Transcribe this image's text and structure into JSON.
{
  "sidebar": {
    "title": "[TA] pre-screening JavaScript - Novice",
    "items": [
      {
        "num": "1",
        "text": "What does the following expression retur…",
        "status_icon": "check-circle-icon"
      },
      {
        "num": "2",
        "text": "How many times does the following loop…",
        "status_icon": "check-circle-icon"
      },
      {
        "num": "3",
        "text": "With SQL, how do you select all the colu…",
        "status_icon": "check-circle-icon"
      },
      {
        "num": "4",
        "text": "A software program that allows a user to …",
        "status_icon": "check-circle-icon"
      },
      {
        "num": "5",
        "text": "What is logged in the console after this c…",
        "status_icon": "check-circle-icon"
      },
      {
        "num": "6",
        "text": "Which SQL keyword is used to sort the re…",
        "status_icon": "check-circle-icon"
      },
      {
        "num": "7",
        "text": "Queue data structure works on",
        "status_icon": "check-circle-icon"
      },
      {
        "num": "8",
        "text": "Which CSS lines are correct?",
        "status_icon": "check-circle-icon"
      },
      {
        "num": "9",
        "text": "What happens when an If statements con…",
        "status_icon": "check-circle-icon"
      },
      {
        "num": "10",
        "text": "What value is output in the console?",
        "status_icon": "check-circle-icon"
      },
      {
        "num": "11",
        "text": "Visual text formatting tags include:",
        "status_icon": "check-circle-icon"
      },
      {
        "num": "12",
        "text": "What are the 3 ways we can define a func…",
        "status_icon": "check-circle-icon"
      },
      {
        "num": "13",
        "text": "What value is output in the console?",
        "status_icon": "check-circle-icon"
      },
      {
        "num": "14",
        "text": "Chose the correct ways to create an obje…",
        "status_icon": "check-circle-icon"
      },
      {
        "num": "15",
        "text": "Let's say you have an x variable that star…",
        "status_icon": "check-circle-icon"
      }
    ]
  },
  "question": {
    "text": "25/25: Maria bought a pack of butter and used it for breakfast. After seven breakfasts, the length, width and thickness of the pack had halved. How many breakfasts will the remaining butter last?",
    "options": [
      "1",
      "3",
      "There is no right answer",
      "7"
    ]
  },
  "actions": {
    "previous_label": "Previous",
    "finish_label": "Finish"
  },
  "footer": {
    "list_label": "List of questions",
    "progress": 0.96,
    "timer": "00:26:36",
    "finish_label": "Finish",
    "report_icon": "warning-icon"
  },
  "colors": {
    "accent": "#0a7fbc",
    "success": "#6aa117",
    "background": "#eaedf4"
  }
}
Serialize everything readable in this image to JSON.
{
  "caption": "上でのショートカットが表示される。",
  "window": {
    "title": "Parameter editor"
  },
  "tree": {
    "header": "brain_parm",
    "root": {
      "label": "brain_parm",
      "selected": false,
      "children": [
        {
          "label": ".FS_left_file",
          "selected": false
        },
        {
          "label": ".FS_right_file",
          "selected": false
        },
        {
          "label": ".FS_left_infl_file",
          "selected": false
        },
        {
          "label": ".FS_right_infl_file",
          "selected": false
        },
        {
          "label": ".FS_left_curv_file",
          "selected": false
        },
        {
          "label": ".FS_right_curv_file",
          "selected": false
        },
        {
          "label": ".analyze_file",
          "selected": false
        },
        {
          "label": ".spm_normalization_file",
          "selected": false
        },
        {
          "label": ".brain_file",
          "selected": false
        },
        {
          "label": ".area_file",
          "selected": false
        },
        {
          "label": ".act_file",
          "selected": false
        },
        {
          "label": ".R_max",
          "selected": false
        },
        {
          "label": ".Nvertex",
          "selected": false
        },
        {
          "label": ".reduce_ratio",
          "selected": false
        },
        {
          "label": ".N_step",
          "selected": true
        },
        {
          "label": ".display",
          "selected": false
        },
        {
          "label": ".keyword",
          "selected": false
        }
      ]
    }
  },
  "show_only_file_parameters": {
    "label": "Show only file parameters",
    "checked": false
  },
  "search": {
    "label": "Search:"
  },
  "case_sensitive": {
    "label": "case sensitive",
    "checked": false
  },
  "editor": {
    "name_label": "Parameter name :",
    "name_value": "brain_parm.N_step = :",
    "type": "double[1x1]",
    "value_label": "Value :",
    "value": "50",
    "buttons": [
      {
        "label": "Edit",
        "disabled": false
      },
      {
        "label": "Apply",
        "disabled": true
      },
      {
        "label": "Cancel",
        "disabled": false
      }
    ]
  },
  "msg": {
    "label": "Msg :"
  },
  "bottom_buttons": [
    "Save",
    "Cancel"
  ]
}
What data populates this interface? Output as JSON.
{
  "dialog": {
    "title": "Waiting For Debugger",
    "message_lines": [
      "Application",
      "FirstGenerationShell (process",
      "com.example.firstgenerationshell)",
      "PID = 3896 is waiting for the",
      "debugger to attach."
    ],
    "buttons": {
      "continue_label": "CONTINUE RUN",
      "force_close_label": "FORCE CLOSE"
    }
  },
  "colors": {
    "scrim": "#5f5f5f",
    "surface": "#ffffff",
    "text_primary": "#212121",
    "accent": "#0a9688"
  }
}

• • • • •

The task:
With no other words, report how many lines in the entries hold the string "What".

Expected answer:
7